=== PROVIDED ENTRIES ===
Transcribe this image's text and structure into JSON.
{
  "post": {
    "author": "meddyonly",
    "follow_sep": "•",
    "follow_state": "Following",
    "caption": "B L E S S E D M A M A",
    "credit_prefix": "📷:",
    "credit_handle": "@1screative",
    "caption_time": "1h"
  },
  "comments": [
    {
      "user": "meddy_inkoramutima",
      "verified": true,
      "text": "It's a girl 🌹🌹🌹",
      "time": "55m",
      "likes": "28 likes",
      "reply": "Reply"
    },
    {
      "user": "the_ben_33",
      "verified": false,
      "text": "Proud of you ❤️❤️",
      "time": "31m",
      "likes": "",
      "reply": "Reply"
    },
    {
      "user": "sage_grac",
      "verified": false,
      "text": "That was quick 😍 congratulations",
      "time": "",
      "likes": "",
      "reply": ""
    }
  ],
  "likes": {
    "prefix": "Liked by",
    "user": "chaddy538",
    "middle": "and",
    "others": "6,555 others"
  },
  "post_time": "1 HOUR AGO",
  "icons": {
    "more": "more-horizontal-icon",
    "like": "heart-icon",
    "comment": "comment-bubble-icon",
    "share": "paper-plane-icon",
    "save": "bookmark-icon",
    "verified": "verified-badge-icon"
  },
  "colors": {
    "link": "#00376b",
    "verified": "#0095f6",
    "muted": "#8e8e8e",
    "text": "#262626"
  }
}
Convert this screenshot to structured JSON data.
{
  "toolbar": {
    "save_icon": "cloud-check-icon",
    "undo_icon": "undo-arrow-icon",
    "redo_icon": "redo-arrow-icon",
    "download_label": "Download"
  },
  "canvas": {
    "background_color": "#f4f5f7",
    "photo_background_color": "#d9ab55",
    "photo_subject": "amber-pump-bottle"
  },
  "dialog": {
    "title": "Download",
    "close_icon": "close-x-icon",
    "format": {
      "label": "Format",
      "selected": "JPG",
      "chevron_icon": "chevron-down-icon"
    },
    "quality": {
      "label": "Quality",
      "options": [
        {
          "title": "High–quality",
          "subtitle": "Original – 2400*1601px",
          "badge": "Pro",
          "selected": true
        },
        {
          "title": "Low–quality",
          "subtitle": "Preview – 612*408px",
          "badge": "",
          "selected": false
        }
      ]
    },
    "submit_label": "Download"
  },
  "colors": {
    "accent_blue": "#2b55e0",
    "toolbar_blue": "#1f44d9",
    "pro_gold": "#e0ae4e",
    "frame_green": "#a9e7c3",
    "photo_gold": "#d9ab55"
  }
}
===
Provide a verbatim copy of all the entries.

Transcribe this image's text and structure into JSON.
{
  "post": {
    "author": "meddyonly",
    "follow_sep": "•",
    "follow_state": "Following",
    "caption": "B L E S S E D M A M A",
    "credit_prefix": "📷:",
    "credit_handle": "@1screative",
    "caption_time": "1h"
  },
  "comments": [
    {
      "user": "meddy_inkoramutima",
      "verified": true,
      "text": "It's a girl 🌹🌹🌹",
      "time": "55m",
      "likes": "28 likes",
      "reply": "Reply"
    },
    {
      "user": "the_ben_33",
      "verified": false,
      "text": "Proud of you ❤️❤️",
      "time": "31m",
      "likes": "",
      "reply": "Reply"
    },
    {
      "user": "sage_grac",
      "verified": false,
      "text": "That was quick 😍 congratulations",
      "time": "",
      "likes": "",
      "reply": ""
    }
  ],
  "likes": {
    "prefix": "Liked by",
    "user": "chaddy538",
    "middle": "and",
    "others": "6,555 others"
  },
  "post_time": "1 HOUR AGO",
  "icons": {
    "more": "more-horizontal-icon",
    "like": "heart-icon",
    "comment": "comment-bubble-icon",
    "share": "paper-plane-icon",
    "save": "bookmark-icon",
    "verified": "verified-badge-icon"
  },
  "colors": {
    "link": "#00376b",
    "verified": "#0095f6",
    "muted": "#8e8e8e",
    "text": "#262626"
  }
}
Convert this screenshot to structured JSON data.
{
  "toolbar": {
    "save_icon": "cloud-check-icon",
    "undo_icon": "undo-arrow-icon",
    "redo_icon": "redo-arrow-icon",
    "download_label": "Download"
  },
  "canvas": {
    "background_color": "#f4f5f7",
    "photo_background_color": "#d9ab55",
    "photo_subject": "amber-pump-bottle"
  },
  "dialog": {
    "title": "Download",
    "close_icon": "close-x-icon",
    "format": {
      "label": "Format",
      "selected": "JPG",
      "chevron_icon": "chevron-down-icon"
    },
    "quality": {
      "label": "Quality",
      "options": [
        {
          "title": "High–quality",
          "subtitle": "Original – 2400*1601px",
          "badge": "Pro",
          "selected": true
        },
        {
          "title": "Low–quality",
          "subtitle": "Preview – 612*408px",
          "badge": "",
          "selected": false
        }
      ]
    },
    "submit_label": "Download"
  },
  "colors": {
    "accent_blue": "#2b55e0",
    "toolbar_blue": "#1f44d9",
    "pro_gold": "#e0ae4e",
    "frame_green": "#a9e7c3",
    "photo_gold": "#d9ab55"
  }
}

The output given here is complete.